There are a ton of things the president can't do in an official capacity as the head of the Executive Branch. But there are also mundane, everyday things the US president isn't allowed to do while in office, mainly for security reasons, that are quite surprising. Ironically, they're the kind of freedoms so commonplace most Americans take them for granted.
Many of the forbidden activities listed below don't come from the official "rules" for being president: they're not all based on any kind of law. The everyday things American presidents can't do come primarily from the ever-evolving guidelines set in place by the Secret Service, which the president technically has the right to ignore, but doesn't, for obvious reasons. Read on for the totally normal things even the president can't do.
Drive a Car
That's right: US presidents are not even allowed to drive their own vehicles - at least not on public roads. Lyndon B. Johnson was the last president to ever drive on taxpayer-funded highway, because of course he was. Private property is a different story: George W. Bush, for example, drove a pickup truck on his Crawford, TX property and Ronald Reagan liked driving Jeeps on his ranch near Santa Barbara.
Obama, however, only drove a golf cart during his years in office, surprisingly without the Secret Service at his side (Biden was riding shotgun in a buddy comedy waiting to happen - you're welcome, Hollywood).
Ride in a Convertible
The assassination of John F. Kennedy was a turning point in the history of presidential security. Waving from an open-topped convertible in a parade just isn't an option anymore, for obvious reasons. But that tragic day in Dallas was far from Kennedy's first time riding through crowded city streets in such a vulnerable way.
In 1963, for example, Kennedy stood in the back of a convertible to wave to crowds while on a visit to Dublin. Irish president Eamon de Valera commented at the time, "what an easy target he would have been."
Use an iPhone
Not even the Commander in Chief gets to pick what kind of smartphone to use. Obama - the first president to carry a smartphone - admitted in 2013 that he was not able to use the popular iPhone due to unspecified security concerns. He instead fought to use a heavily modified Blackberry while in office, his model of choice since before his first big win back in 2008.
"They're going to pry it out of my hands," a worried Obama told CNBC at the time.
Be Alone When Out in Public
As former agent Jonathan Wackrow puts it in an interview with NBC, "Secret Service protection is the most intrusive thing that anyone could ever experience." Presidents can't even arrange a pickup basketball game - as Obama attempted early in his administration - without four hours' notice. Unless a president is safely ensconced in the fortress-like conditions of the White House, they simply can't be alone.
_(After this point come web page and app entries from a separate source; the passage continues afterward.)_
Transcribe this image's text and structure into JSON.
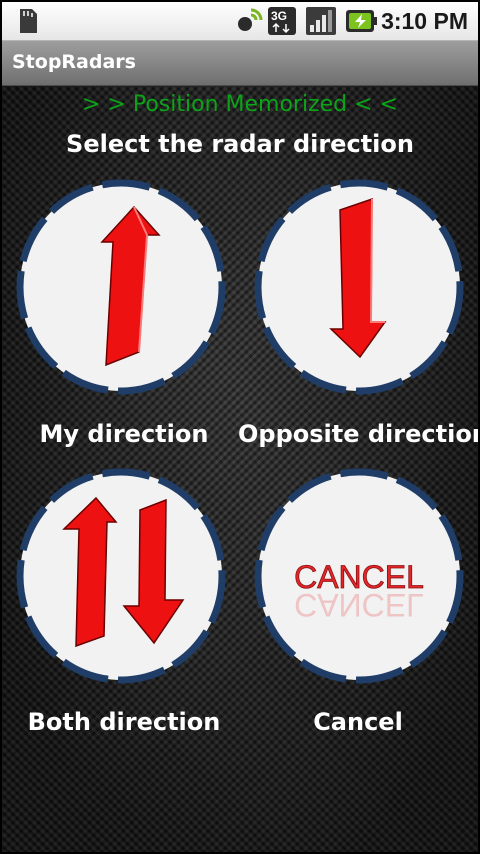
{
  "status_bar": {
    "time": "3:10 PM",
    "network": "3G",
    "icons": [
      "sd-card-icon",
      "gps-satellite-icon",
      "network-3g-icon",
      "signal-bars-icon",
      "battery-charging-icon"
    ]
  },
  "app": {
    "title": "StopRadars"
  },
  "main": {
    "status_message": "> > Position Memorized < <",
    "prompt": "Select the radar direction",
    "buttons": [
      {
        "label": "My direction",
        "icon": "arrow-up-icon"
      },
      {
        "label": "Opposite direction",
        "icon": "arrow-down-icon"
      },
      {
        "label": "Both direction",
        "icon": "arrows-up-down-icon"
      },
      {
        "label": "Cancel",
        "icon": "cancel-icon",
        "icon_text": "CANCEL"
      }
    ]
  },
  "colors": {
    "status_message": "#0ca318",
    "arrow_red": "#ee1111",
    "circle_border": "#1f3d66",
    "circle_fill": "#f2f2f2"
  }
}
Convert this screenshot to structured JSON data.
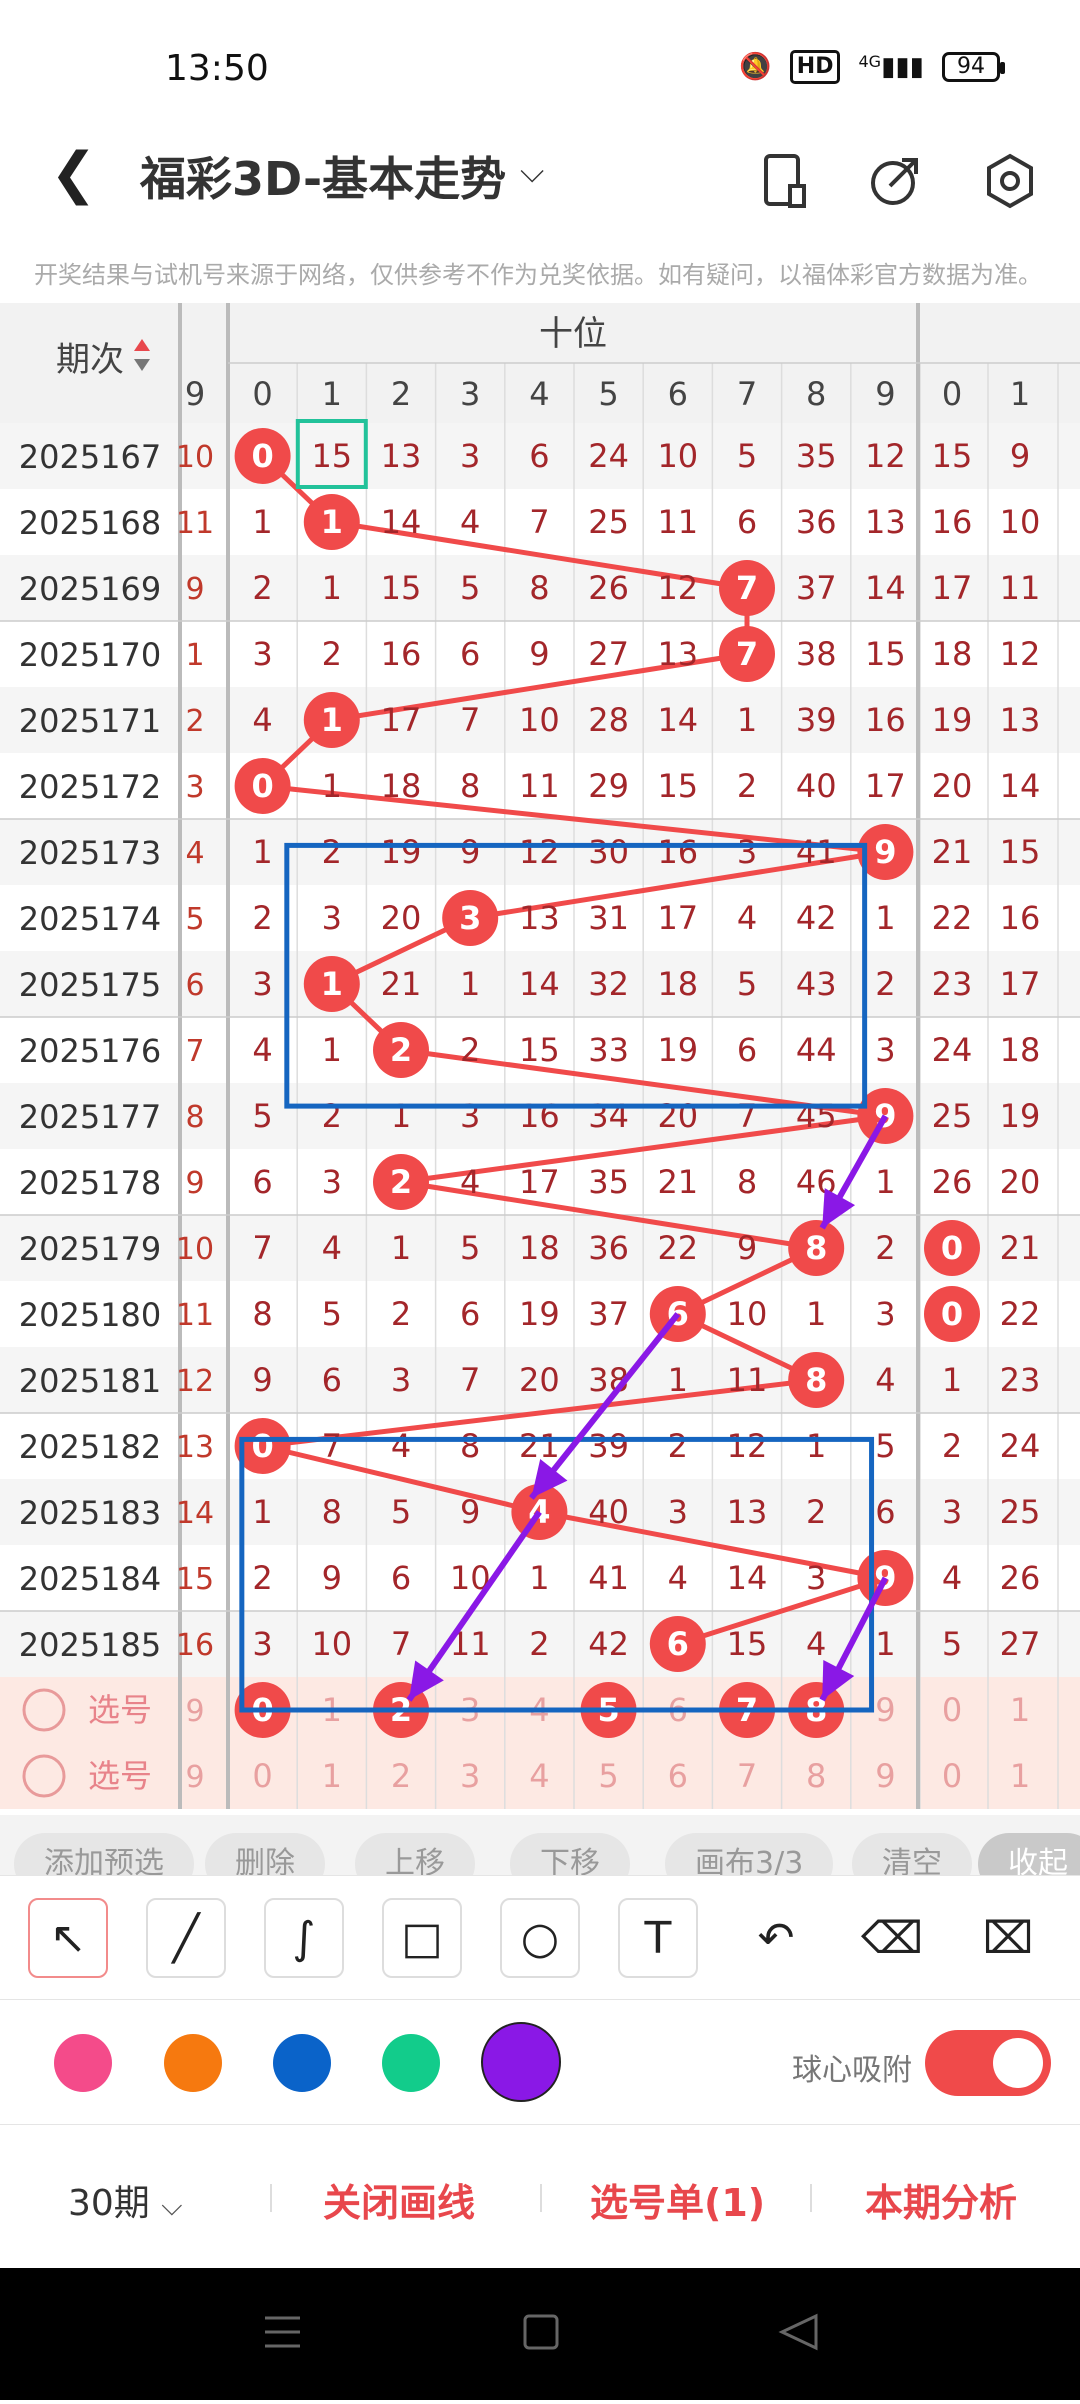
{
  "status_bar": {
    "time": "13:50",
    "hd": "HD",
    "network": "4G",
    "battery": "94"
  },
  "header": {
    "title": "福彩3D-基本走势"
  },
  "notice": "开奖结果与试机号来源于网络，仅供参考不作为兑奖依据。如有疑问，以福体彩官方数据为准。",
  "grid": {
    "period_header": "期次",
    "section_label": "十位",
    "left_col_header": "9",
    "digit_headers": [
      "0",
      "1",
      "2",
      "3",
      "4",
      "5",
      "6",
      "7",
      "8",
      "9"
    ],
    "next_headers": [
      "0",
      "1"
    ],
    "rows": [
      {
        "period": "2025167",
        "left": "10",
        "cells": [
          "0",
          "15",
          "13",
          "3",
          "6",
          "24",
          "10",
          "5",
          "35",
          "12"
        ],
        "next": [
          "15",
          "9"
        ],
        "hit": 0
      },
      {
        "period": "2025168",
        "left": "11",
        "cells": [
          "1",
          "1",
          "14",
          "4",
          "7",
          "25",
          "11",
          "6",
          "36",
          "13"
        ],
        "next": [
          "16",
          "10"
        ],
        "hit": 1
      },
      {
        "period": "2025169",
        "left": "9",
        "cells": [
          "2",
          "1",
          "15",
          "5",
          "8",
          "26",
          "12",
          "7",
          "37",
          "14"
        ],
        "next": [
          "17",
          "11"
        ],
        "hit": 7
      },
      {
        "period": "2025170",
        "left": "1",
        "cells": [
          "3",
          "2",
          "16",
          "6",
          "9",
          "27",
          "13",
          "7",
          "38",
          "15"
        ],
        "next": [
          "18",
          "12"
        ],
        "hit": 7
      },
      {
        "period": "2025171",
        "left": "2",
        "cells": [
          "4",
          "1",
          "17",
          "7",
          "10",
          "28",
          "14",
          "1",
          "39",
          "16"
        ],
        "next": [
          "19",
          "13"
        ],
        "hit": 1
      },
      {
        "period": "2025172",
        "left": "3",
        "cells": [
          "0",
          "1",
          "18",
          "8",
          "11",
          "29",
          "15",
          "2",
          "40",
          "17"
        ],
        "next": [
          "20",
          "14"
        ],
        "hit": 0
      },
      {
        "period": "2025173",
        "left": "4",
        "cells": [
          "1",
          "2",
          "19",
          "9",
          "12",
          "30",
          "16",
          "3",
          "41",
          "9"
        ],
        "next": [
          "21",
          "15"
        ],
        "hit": 9
      },
      {
        "period": "2025174",
        "left": "5",
        "cells": [
          "2",
          "3",
          "20",
          "3",
          "13",
          "31",
          "17",
          "4",
          "42",
          "1"
        ],
        "next": [
          "22",
          "16"
        ],
        "hit": 3
      },
      {
        "period": "2025175",
        "left": "6",
        "cells": [
          "3",
          "1",
          "21",
          "1",
          "14",
          "32",
          "18",
          "5",
          "43",
          "2"
        ],
        "next": [
          "23",
          "17"
        ],
        "hit": 1
      },
      {
        "period": "2025176",
        "left": "7",
        "cells": [
          "4",
          "1",
          "2",
          "2",
          "15",
          "33",
          "19",
          "6",
          "44",
          "3"
        ],
        "next": [
          "24",
          "18"
        ],
        "hit": 2
      },
      {
        "period": "2025177",
        "left": "8",
        "cells": [
          "5",
          "2",
          "1",
          "3",
          "16",
          "34",
          "20",
          "7",
          "45",
          "9"
        ],
        "next": [
          "25",
          "19"
        ],
        "hit": 9
      },
      {
        "period": "2025178",
        "left": "9",
        "cells": [
          "6",
          "3",
          "2",
          "4",
          "17",
          "35",
          "21",
          "8",
          "46",
          "1"
        ],
        "next": [
          "26",
          "20"
        ],
        "hit": 2
      },
      {
        "period": "2025179",
        "left": "10",
        "cells": [
          "7",
          "4",
          "1",
          "5",
          "18",
          "36",
          "22",
          "9",
          "8",
          "2"
        ],
        "next": [
          "0",
          "21"
        ],
        "hit": 8
      },
      {
        "period": "2025180",
        "left": "11",
        "cells": [
          "8",
          "5",
          "2",
          "6",
          "19",
          "37",
          "6",
          "10",
          "1",
          "3"
        ],
        "next": [
          "0",
          "22"
        ],
        "hit": 6
      },
      {
        "period": "2025181",
        "left": "12",
        "cells": [
          "9",
          "6",
          "3",
          "7",
          "20",
          "38",
          "1",
          "11",
          "8",
          "4"
        ],
        "next": [
          "1",
          "23"
        ],
        "hit": 8
      },
      {
        "period": "2025182",
        "left": "13",
        "cells": [
          "0",
          "7",
          "4",
          "8",
          "21",
          "39",
          "2",
          "12",
          "1",
          "5"
        ],
        "next": [
          "2",
          "24"
        ],
        "hit": 0
      },
      {
        "period": "2025183",
        "left": "14",
        "cells": [
          "1",
          "8",
          "5",
          "9",
          "4",
          "40",
          "3",
          "13",
          "2",
          "6"
        ],
        "next": [
          "3",
          "25"
        ],
        "hit": 4
      },
      {
        "period": "2025184",
        "left": "15",
        "cells": [
          "2",
          "9",
          "6",
          "10",
          "1",
          "41",
          "4",
          "14",
          "3",
          "9"
        ],
        "next": [
          "4",
          "26"
        ],
        "hit": 9
      },
      {
        "period": "2025185",
        "left": "16",
        "cells": [
          "3",
          "10",
          "7",
          "11",
          "2",
          "42",
          "6",
          "15",
          "4",
          "1"
        ],
        "next": [
          "5",
          "27"
        ],
        "hit": 6
      }
    ],
    "pick_rows": [
      {
        "label": "选号",
        "left": "9",
        "cells": [
          "0",
          "1",
          "2",
          "3",
          "4",
          "5",
          "6",
          "7",
          "8",
          "9"
        ],
        "next": [
          "0",
          "1"
        ],
        "selected": [
          0,
          2,
          5,
          7,
          8
        ]
      },
      {
        "label": "选号",
        "left": "9",
        "cells": [
          "0",
          "1",
          "2",
          "3",
          "4",
          "5",
          "6",
          "7",
          "8",
          "9"
        ],
        "next": [
          "0",
          "1"
        ],
        "selected": []
      }
    ]
  },
  "actions": [
    "添加预选",
    "删除",
    "上移",
    "下移",
    "画布3/3",
    "清空",
    "收起"
  ],
  "draw_tools": [
    "arrow-tool",
    "line-tool",
    "curve-tool",
    "rect-tool",
    "circle-tool",
    "text-tool",
    "undo",
    "eraser",
    "clear-brush"
  ],
  "palette": [
    "#f44b8a",
    "#f6790f",
    "#0a63c9",
    "#12cc8b",
    "#8a18e6"
  ],
  "magnet_label": "球心吸附",
  "bottom": {
    "period_select": "30期",
    "close_draw": "关闭画线",
    "pick_list": "选号单(1)",
    "analysis": "本期分析"
  },
  "colors": {
    "ball": "#f04a4a",
    "accent": "#e8474c",
    "box": "#1565c0",
    "arrow": "#8a18e6"
  }
}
"Just think about you at your home tonight and four strangers just show up and they're standing in your kitchen," Wackrow said.